The fictional element that I would like to consider in my micro theme analysis is the use of dialogue. Duets inevitability, a dialogue has been significantly used in the two short stories. Besides aiding the author to capture the attention of the readers, a dialogue is known to help the writer in the development of the characters of the story. As such, the reader easily gets the main ideas and the general objective of the book, for instance, the moral lesson. This is the basis of dialogue usage by the two authors, and on which I would like to base my analysis.
Needless to say, one can use dialogue in different ways depending on the message they intend to convey. Furthermore, with regards to the intended audience, the author can also decide to apply the use of dialogue in a way that will suit such an audience. Evidently, this kind of difference is discernible between “Otravida, Otravez” and “Down at the Dinghy”. Per se, just a very subtle part of Diaz’s story contains dialogue relative to that of Salinger. This difference is not coincidental but has a reason behind it. One such reason may be that Diaz is comfortable communicating to his readers through narrations, as opposed to Salinger. From this difference, therefore, another difference can be deduced. It is safe to assert that Diaz has only applied the use of dialogue to reveal the relationship between two characters and contribute to their development. On the contrary, the dialogue in Salinger’s story is the source of every deductible idea in the story; it sums up the entire text and shows the primary ideas. As is apparent, this latter difference coincides with the earlier postulation about the use of dialogue as a fictional element and a literary stylistic device.

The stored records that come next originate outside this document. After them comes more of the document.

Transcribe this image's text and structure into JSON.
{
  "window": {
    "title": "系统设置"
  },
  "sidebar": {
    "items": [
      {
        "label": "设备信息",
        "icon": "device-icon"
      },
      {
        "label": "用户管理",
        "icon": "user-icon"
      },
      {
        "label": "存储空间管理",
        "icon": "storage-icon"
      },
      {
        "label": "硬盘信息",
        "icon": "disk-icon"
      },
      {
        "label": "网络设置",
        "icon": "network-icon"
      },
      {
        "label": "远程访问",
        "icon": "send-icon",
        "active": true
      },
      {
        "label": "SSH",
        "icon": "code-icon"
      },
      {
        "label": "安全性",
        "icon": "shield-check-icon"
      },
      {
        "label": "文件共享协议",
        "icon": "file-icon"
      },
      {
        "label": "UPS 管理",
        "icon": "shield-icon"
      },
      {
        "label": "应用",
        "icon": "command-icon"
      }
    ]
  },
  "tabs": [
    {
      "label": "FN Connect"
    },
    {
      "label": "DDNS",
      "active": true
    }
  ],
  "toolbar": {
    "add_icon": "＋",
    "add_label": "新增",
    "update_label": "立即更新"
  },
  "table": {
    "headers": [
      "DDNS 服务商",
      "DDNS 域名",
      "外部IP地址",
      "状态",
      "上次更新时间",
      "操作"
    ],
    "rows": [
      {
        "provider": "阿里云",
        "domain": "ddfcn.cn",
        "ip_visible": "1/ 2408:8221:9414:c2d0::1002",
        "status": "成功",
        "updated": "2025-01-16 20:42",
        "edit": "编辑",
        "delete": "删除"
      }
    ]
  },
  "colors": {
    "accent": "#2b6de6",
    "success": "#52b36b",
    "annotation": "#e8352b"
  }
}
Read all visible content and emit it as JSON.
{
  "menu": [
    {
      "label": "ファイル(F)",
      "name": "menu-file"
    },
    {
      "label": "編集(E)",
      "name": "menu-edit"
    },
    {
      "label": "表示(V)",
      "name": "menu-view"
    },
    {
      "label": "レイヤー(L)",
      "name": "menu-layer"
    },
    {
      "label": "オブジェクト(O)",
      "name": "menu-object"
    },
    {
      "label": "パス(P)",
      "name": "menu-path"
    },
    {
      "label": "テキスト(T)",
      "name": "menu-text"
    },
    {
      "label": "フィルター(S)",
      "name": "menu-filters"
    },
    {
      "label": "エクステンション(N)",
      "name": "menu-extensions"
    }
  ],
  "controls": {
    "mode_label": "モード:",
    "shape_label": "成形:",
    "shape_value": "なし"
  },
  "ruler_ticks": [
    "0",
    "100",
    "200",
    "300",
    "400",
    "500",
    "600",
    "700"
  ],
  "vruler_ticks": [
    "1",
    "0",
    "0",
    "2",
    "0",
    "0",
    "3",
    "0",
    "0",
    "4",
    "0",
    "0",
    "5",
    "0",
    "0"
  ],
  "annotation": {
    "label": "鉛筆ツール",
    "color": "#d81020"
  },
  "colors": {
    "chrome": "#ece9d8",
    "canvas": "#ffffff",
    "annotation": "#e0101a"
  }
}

Salinger, Jerome. Down at the Dinghy in the Nine Stories. New York: Brown and Company, 1981.